Childhood Cancer: Symptoms and Signs

Approved by the Cancer.Net Editorial Board, 12/2020

ON THIS PAGE: You will find out more about changes in a child’s body and other things that can signal a problem that may need medical care. Use the menu to see other pages.

Cancer can be hard to detect in children. Children with cancer may experience a variety of the signs or symptoms listed below, many of which are similar to common childhood illnesses. And, sometimes children with cancer do not show any of these changes. In addition, it's important to remember that the cause of a symptom or sign may be a different medical condition that is not cancer.

Many of the symptoms can be described using an acronym (CHILDCANCER) provided by The Pediatric Oncology Resource Center. (Please note this link takes you to a separate website.)

  • Continued, unexplained weight loss

  • Headaches, often with early morning vomiting

  • Increased swelling or persistent pain in the bones, joints, back, or legs

  • Lump or mass, especially in the abdomen, neck, chest, pelvis, or armpits

  • Development of excessive bruising, bleeding, or rash

  • Constant, frequent, or persistent infections

  • A whitish color behind the pupil

  • Nausea that persists or vomiting without nausea

  • Constant tiredness or noticeable paleness

  • Eye or vision changes that occur suddenly and persist

  • Recurring or persistent fevers of unknown origin

If you are concerned about any changes in your child, please talk with your family doctor. Your doctor will ask how long and how often your child has been experiencing the symptom(s), in addition to other questions. This is to help figure out the cause of the problem, called a diagnosis.

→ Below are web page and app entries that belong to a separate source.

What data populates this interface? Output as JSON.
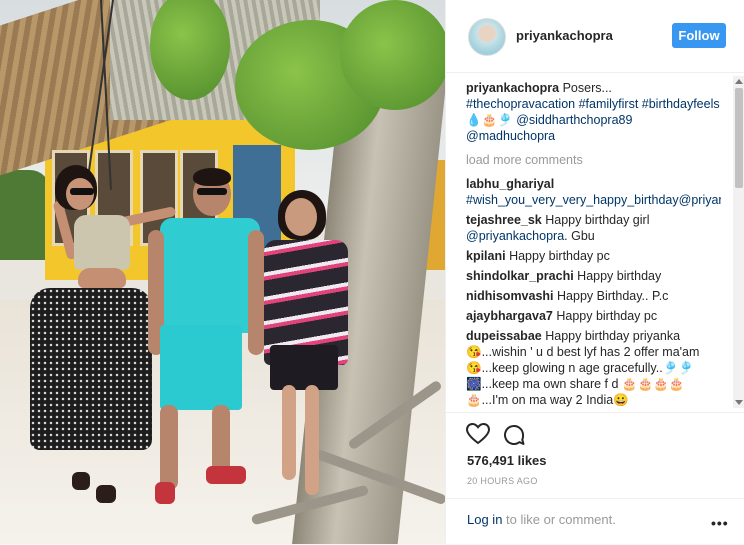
{
  "post": {
    "username": "priyankachopra",
    "follow_label": "Follow",
    "caption": {
      "author": "priyankachopra",
      "text": "Posers...",
      "hashtags": "#thechopravacation #familyfirst #birthdayfeels",
      "emoji": "💧🎂🎐",
      "mentions": "@siddharthchopra89 @madhuchopra"
    },
    "load_more_label": "load more comments",
    "comments": [
      {
        "user": "labhu_ghariyal",
        "text_tag": "#wish_you_very_very_happy_birthday",
        "text": "@priyankachopra"
      },
      {
        "user": "tejashree_sk",
        "text": "Happy birthday girl",
        "text_tag": "@priyankachopra",
        "text_tail": ". Gbu"
      },
      {
        "user": "kpilani",
        "text": "Happy birthday pc"
      },
      {
        "user": "shindolkar_prachi",
        "text": "Happy birthday"
      },
      {
        "user": "nidhisomvashi",
        "text": "Happy Birthday.. P.c"
      },
      {
        "user": "ajaybhargava7",
        "text": "Happy birthday pc"
      },
      {
        "user": "dupeissabae",
        "text": "Happy birthday priyanka",
        "lines": [
          "😘...wishin ' u d best lyf has 2 offer ma'am",
          "😘...keep glowing n age gracefully..🎐🎐",
          "🎆...keep ma own share f d 🎂🎂🎂🎂🎂...I'm on ma way 2 India😀"
        ]
      }
    ],
    "likes": "576,491 likes",
    "timestamp": "20 HOURS AGO",
    "login_link": "Log in",
    "login_rest": " to like or comment.",
    "more_label": "•••"
  },
  "icons": [
    "heart-icon",
    "comment-icon",
    "more-options-icon"
  ]
}
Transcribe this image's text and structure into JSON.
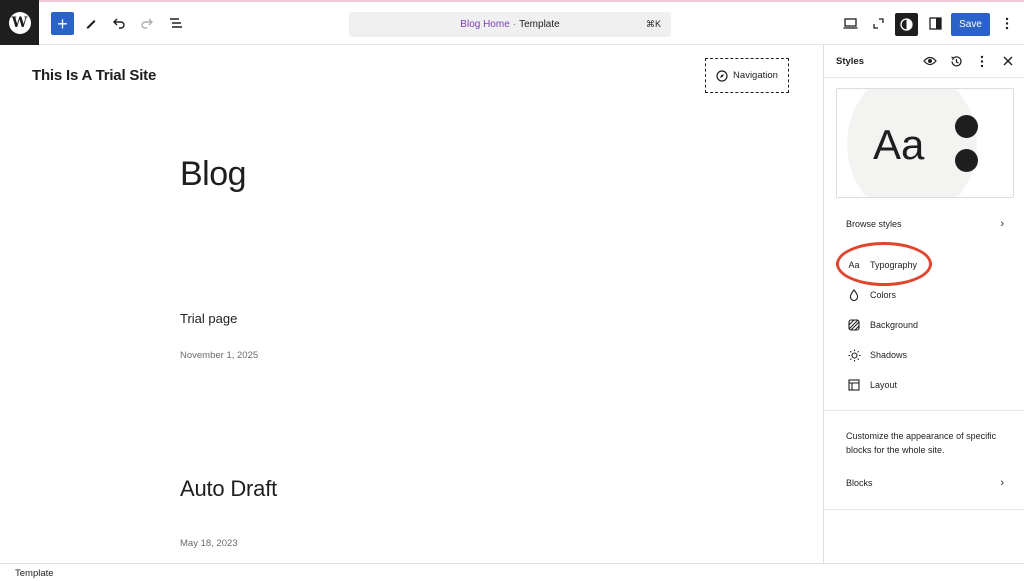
{
  "toolbar": {
    "logo": "W",
    "add_label": "+",
    "command_center": {
      "title": "Blog Home",
      "separator": "·",
      "type": "Template",
      "shortcut": "⌘K"
    },
    "save_label": "Save"
  },
  "canvas": {
    "site_title": "This Is A Trial Site",
    "navigation_label": "Navigation",
    "page_title": "Blog",
    "posts": [
      {
        "title": "Trial page",
        "date": "November 1, 2025"
      },
      {
        "title": "Auto Draft",
        "date": "May 18, 2023"
      }
    ]
  },
  "sidebar": {
    "title": "Styles",
    "preview_text": "Aa",
    "browse_styles": "Browse styles",
    "items": [
      {
        "label": "Typography",
        "icon": "typography-icon"
      },
      {
        "label": "Colors",
        "icon": "droplet-icon"
      },
      {
        "label": "Background",
        "icon": "background-icon"
      },
      {
        "label": "Shadows",
        "icon": "sun-icon"
      },
      {
        "label": "Layout",
        "icon": "layout-icon"
      }
    ],
    "description": "Customize the appearance of specific blocks for the whole site.",
    "blocks_label": "Blocks",
    "typography_icon_text": "Aa"
  },
  "statusbar": {
    "label": "Template"
  },
  "colors": {
    "accent": "#2b62c8",
    "highlight": "#e0462e",
    "command_title": "#7a3db8"
  }
}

If cancer is diagnosed, relieving symptoms is an important part of cancer care and treatment. This may be called palliative care or supportive care. It is often started soon after diagnosis and continued throughout treatment. Be sure to talk with your child’s health care team about symptoms your child experiences, including any new symptoms or a change in symptoms.

The next section in this guide is DiagnosisIt explains what tests may be needed to learn more about the cause of the symptoms. Use the menu to choose a different section to read in this guide.